## [Entries provided]
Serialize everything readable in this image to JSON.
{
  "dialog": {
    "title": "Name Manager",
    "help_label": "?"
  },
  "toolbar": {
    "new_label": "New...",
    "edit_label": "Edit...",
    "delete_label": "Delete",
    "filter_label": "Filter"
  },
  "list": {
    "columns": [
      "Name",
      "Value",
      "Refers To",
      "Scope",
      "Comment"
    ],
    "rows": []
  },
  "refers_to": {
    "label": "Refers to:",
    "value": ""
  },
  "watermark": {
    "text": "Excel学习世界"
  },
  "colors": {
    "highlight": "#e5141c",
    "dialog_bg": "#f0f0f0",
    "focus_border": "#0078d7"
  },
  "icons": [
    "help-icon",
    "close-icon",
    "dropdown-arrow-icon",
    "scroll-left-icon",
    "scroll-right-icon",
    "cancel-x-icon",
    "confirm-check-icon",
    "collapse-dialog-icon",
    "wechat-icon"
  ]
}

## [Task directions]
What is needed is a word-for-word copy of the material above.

## [Answer for this exercise]
Serialize everything readable in this image to JSON.
{
  "dialog": {
    "title": "Name Manager",
    "help_label": "?"
  },
  "toolbar": {
    "new_label": "New...",
    "edit_label": "Edit...",
    "delete_label": "Delete",
    "filter_label": "Filter"
  },
  "list": {
    "columns": [
      "Name",
      "Value",
      "Refers To",
      "Scope",
      "Comment"
    ],
    "rows": []
  },
  "refers_to": {
    "label": "Refers to:",
    "value": ""
  },
  "watermark": {
    "text": "Excel学习世界"
  },
  "colors": {
    "highlight": "#e5141c",
    "dialog_bg": "#f0f0f0",
    "focus_border": "#0078d7"
  },
  "icons": [
    "help-icon",
    "close-icon",
    "dropdown-arrow-icon",
    "scroll-left-icon",
    "scroll-right-icon",
    "cancel-x-icon",
    "confirm-check-icon",
    "collapse-dialog-icon",
    "wechat-icon"
  ]
}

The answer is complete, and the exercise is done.